A delegation from UniverCity Community Association shared their perspective on the Parks, Recreation and Culture Commision (PRCC) report about amenities dated Sept. 12. In a presentation, Mario Guisado, president of the UniverCity Community Association said that when the community was first created, SFU and the city agreed to allow community access to SFU amenities, with the exception of childcare, where the plan was for SFU to add capacity specifically for UniverCity. According to Guisado’s presentation, the PRCC report states that UniverCity needs can be met with the excess from SFU amenities. “However, we found that there is insufficient excess capacity at SFU to meet our community’s needs. Also, SFU amenities are not designed for the general public, they’re designed for student use, mostly at specific times during the day. They do not meet the needs of young children, the elderly, newcomers, or non-student residents in the community,” Guisado said.
The delegation proposed a short-term pilot programme for a community resource centre operating out of commercial space leased by the city on University High Street. If the pilot is successful, UniverCity is looking to transition to a permanent space. A second issue Guisado mentioned in his presentation was the need for a fenced, off-leash area for pet dogs. The original plan was to allow the use of some of the surrounding trails.
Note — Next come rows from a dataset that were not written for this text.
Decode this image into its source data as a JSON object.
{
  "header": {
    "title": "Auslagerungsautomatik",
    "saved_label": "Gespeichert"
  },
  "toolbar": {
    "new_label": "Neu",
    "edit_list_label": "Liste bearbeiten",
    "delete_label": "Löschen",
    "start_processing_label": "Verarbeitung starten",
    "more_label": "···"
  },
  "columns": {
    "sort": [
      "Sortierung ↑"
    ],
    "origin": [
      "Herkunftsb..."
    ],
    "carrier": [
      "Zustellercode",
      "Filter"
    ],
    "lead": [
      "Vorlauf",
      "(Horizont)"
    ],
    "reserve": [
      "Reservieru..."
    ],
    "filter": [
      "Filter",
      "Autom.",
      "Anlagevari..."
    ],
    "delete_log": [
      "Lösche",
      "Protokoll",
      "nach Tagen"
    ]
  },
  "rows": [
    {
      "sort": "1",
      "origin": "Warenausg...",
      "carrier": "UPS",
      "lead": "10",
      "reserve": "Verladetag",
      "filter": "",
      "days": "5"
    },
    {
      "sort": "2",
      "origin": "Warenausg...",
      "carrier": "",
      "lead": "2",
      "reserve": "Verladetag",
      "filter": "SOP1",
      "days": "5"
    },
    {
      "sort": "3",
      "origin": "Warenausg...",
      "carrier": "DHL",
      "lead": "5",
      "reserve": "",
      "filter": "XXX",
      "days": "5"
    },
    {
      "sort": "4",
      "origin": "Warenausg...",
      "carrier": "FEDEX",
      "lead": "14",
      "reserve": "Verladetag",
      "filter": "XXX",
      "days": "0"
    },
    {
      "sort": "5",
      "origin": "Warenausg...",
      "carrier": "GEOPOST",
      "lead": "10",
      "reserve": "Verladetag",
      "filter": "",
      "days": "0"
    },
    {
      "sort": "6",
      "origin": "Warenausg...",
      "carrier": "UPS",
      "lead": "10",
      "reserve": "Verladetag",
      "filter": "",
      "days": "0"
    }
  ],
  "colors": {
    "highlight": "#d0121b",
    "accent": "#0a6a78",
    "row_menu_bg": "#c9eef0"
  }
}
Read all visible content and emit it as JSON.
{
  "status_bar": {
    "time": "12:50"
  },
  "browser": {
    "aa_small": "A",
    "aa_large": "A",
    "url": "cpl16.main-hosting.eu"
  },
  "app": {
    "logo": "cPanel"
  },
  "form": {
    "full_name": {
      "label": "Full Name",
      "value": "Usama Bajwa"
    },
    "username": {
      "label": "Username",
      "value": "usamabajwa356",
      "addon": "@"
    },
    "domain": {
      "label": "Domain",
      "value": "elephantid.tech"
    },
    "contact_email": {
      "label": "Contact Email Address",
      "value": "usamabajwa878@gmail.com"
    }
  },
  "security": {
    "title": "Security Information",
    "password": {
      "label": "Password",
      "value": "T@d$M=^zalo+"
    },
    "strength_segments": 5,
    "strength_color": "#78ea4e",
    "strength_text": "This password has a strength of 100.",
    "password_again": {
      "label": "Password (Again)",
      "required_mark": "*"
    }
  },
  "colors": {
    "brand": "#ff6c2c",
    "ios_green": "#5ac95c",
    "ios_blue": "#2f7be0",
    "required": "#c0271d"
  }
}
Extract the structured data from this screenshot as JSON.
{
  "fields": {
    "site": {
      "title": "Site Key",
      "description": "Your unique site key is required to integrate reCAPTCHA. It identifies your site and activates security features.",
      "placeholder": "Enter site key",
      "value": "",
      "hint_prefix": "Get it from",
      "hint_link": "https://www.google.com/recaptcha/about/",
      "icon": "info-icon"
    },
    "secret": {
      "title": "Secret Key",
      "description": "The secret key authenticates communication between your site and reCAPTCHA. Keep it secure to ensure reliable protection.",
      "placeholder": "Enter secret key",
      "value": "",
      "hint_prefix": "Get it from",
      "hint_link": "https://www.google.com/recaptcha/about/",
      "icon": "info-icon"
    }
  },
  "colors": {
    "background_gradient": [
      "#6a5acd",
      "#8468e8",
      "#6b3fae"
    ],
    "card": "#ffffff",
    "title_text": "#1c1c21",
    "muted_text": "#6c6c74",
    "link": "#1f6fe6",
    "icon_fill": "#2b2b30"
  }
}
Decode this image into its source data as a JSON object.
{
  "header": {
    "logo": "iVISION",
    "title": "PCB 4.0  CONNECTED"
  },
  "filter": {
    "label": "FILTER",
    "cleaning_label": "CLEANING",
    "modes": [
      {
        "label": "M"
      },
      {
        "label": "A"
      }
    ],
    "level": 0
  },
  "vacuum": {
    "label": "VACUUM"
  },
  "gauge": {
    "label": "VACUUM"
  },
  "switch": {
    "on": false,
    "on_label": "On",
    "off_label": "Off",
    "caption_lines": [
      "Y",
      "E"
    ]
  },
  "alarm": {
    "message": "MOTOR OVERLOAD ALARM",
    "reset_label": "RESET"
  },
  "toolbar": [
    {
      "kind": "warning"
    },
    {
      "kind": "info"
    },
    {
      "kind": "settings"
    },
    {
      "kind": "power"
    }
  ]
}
The community found the trails to be inaccessible for people with mobility issues, and in close proximity to wildlife. Guisado requested that the PRCC work to create a small, fenced off-leash area for dogs and their owners.
In other business, council discussed rezoning applications for new developments, including a planned non-market housing development that will include 38 units. The new housing development is part of the Newcombe Community Plan to create non-market homes for lower-income residents. The new homes will be specifically for people with disabilities, seniors and women with children who are at risk of homelessness. City council’s next meeting will take place on Oct.16.
Lubna El Elaimy, Local Journalism Initiative Reporter, Burnaby Beacon